It is a sad day when the Architects Journal chooses to pass off bar-room bullying as journalism, but this is just what happens in Paul Finch’s unnecessary evisceration of Rowan Moore. I went back to read Moore’s piece and wondered if it was the same version as Finch had read. It is probably not Moore’s most lucid piece, and in hindsight the sideswipe at the NLA is unfortunate, but the general thrust of the article is hardly worthy of the bile that Finch dishes out. This suggests that a few sharp words from Moore lanced a boil of resentment that had been festering for some time. So what motivated such a personal attack? I suspect the answer is political. What Moore and his fellow journalist Oliver Wainwright (doubtless another of Finch’s miserabilists) have so brilliantly done in the last few years is to take architecture out of its self-preening closet and exposed it to its wider social and political context. Within the closet it has been all too easy for journalists to cheerfully and uncritically celebrate the latest fashions of form and technique. Outside of the closet, the analysis is sometimes uncomfortable, and if it is of the political left, then this is a necessary antidote to the dominance of the unfettered market forces that are ripping the heart out of London. The ultimate symbol of the way capital has been spatialised in this city is the Walkie Talkie - and it was Finch who presided over CABE’s highly questionable support for it. While the Architects Journal reports on MIPIM-UK (which included a panel session called “From Social Housing to Super Prime”, featuring the billionaires’ developer Nick Candy), other journalists, critics, curators and activists are analysing the effects of such corporate machines on the social and spatial production of our cities. This is what critics do, not out of miserabilism but out of a will to understand the forces at play, and to point out the power and inequalities at stake in those forces. For Finch to parody such critics as “moaners” is trite populism, as is his putdown of the opposition to the Garden Bridge as some kind of Observer readers’ conspiracy – a putdown that trivialises some of the serious and well-founded concerns about that contested scheme. My main concern is that Finch is using his position of power in the establishment to mock and thereby stifle critical debate, with Moore as a convenient whipping-boy. His attack on Moore reads as an attack on journalism that does not accord with the corporate ideologies of multinationals such as EMAP, and coming from an influential and once generous editor, this is a sad sign of the times. But my reading is that such attacks come too late. The younger generation of architects and critics, as with the younger generation in general, are aghast at the self-satisfaction of the architectural and political elite, and in their own decidedly non-miserable ways are getting on with the crucial business of proposing alternative models.

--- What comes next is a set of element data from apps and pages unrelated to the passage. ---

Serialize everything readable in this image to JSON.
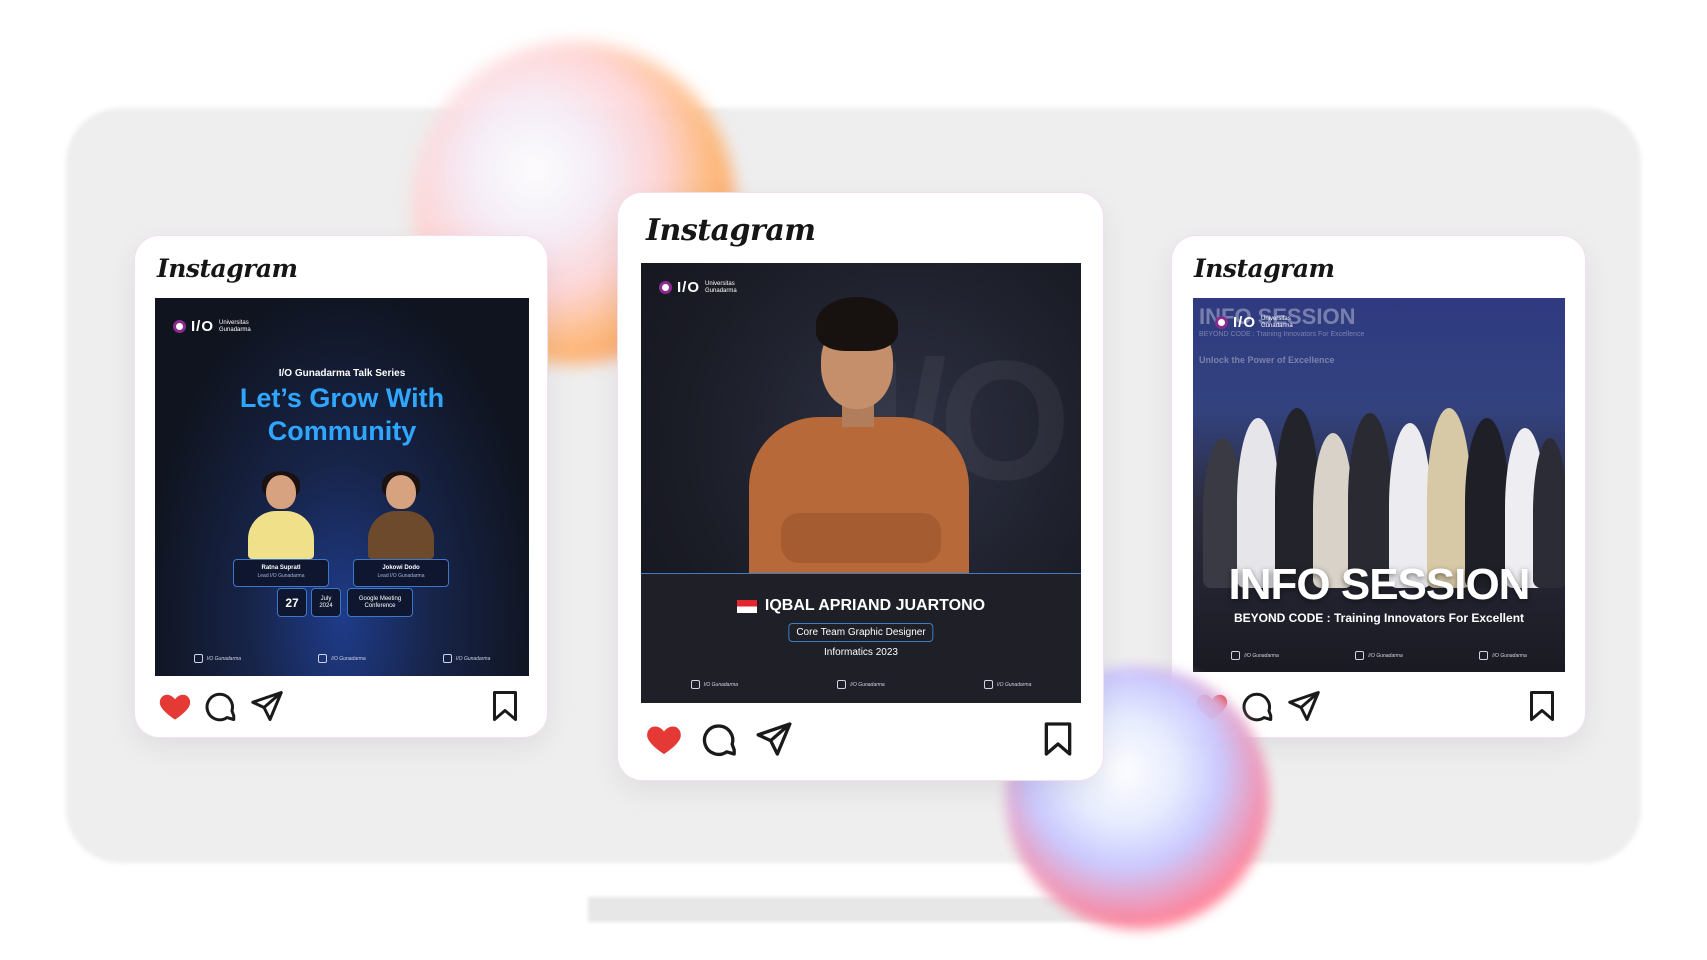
{
  "colors": {
    "heart": "#e53935",
    "accent_blue": "#2fa6ff",
    "icon": "#1a1a1a"
  },
  "cards": [
    {
      "id": "left",
      "logo": "Instagram",
      "post": {
        "brand_mark": "I/O",
        "brand_sub": "Universitas Gunadarma",
        "series": "I/O Gunadarma Talk Series",
        "title_line1": "Let’s Grow With",
        "title_line2": "Community",
        "speakers": [
          {
            "name": "Ratna Supratl",
            "role": "Lead I/O Gunadarma"
          },
          {
            "name": "Jokowi Dodo",
            "role": "Lead I/O Gunadarma"
          }
        ],
        "date_day": "27",
        "date_month": "July",
        "date_year": "2024",
        "platform_line1": "Google Meeting",
        "platform_line2": "Conference",
        "socials": [
          "I/O Gunadarma",
          "I/O Gunadarma",
          "I/O Gunadarma"
        ]
      },
      "actions": [
        "heart-icon",
        "comment-icon",
        "share-icon",
        "bookmark-icon"
      ]
    },
    {
      "id": "center",
      "logo": "Instagram",
      "post": {
        "brand_mark": "I/O",
        "brand_sub": "Universitas Gunadarma",
        "name": "IQBAL APRIAND JUARTONO",
        "role": "Core Team Graphic Designer",
        "year": "Informatics 2023",
        "socials": [
          "I/O Gunadarma",
          "I/O Gunadarma",
          "I/O Gunadarma"
        ]
      },
      "actions": [
        "heart-icon",
        "comment-icon",
        "share-icon",
        "bookmark-icon"
      ]
    },
    {
      "id": "right",
      "logo": "Instagram",
      "post": {
        "brand_mark": "I/O",
        "brand_sub": "Universitas Gunadarma",
        "ghost_title": "INFO SESSION",
        "ghost_sub": "BEYOND CODE : Training Innovators For Excellence",
        "ghost_unlock": "Unlock the Power of Excellence",
        "title": "INFO SESSION",
        "subtitle": "BEYOND CODE : Training Innovators For Excellent",
        "socials": [
          "I/O Gunadarma",
          "I/O Gunadarma",
          "I/O Gunadarma"
        ]
      },
      "actions": [
        "heart-icon",
        "comment-icon",
        "share-icon",
        "bookmark-icon"
      ]
    }
  ]
}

How strange that this year's list leaves out most of the women that appeared on last year's list (Alison Brookes, Denorah Saunt, Amanda Levete, Sarah Wigglesworth, Eva Jiricna, Vicky Richardson et al). This suggests that the whole thing has to be taken with a pinch of salt as merely a thing of individual taste.
Neil Baxter's response shows a quite shocking disdain and ignorance of what the issues are. To suggest that inviting even one woman is a form of positive discrimination is blatant sexism, and for that alone he should offer his resignation. But the real nastiness, and betrayal of the exclusionary agenda that the RIAS appear to support, is in the final sentence, in which he implies that the inviting of women, as a form of 'positive discrimination' (a term that is a canard of the unreconstructed right and Daily Mail - join the club Mr Baxter) is also a form of discrimination against men. To think that is, I suppose, his personal right, but to say it in public as the secretary of a representative body is an indication of quite how far male attitudes are entrenched in architectural culture, and shows quite how important initiatives such as the AJ's Women in Architecture are. I guess that somewhere in a gilded parlour in Edinburgh, my response will be dismissed as 'politically correct'. Welcome to that Victorian club too, Mr Baxter. Jeremy Till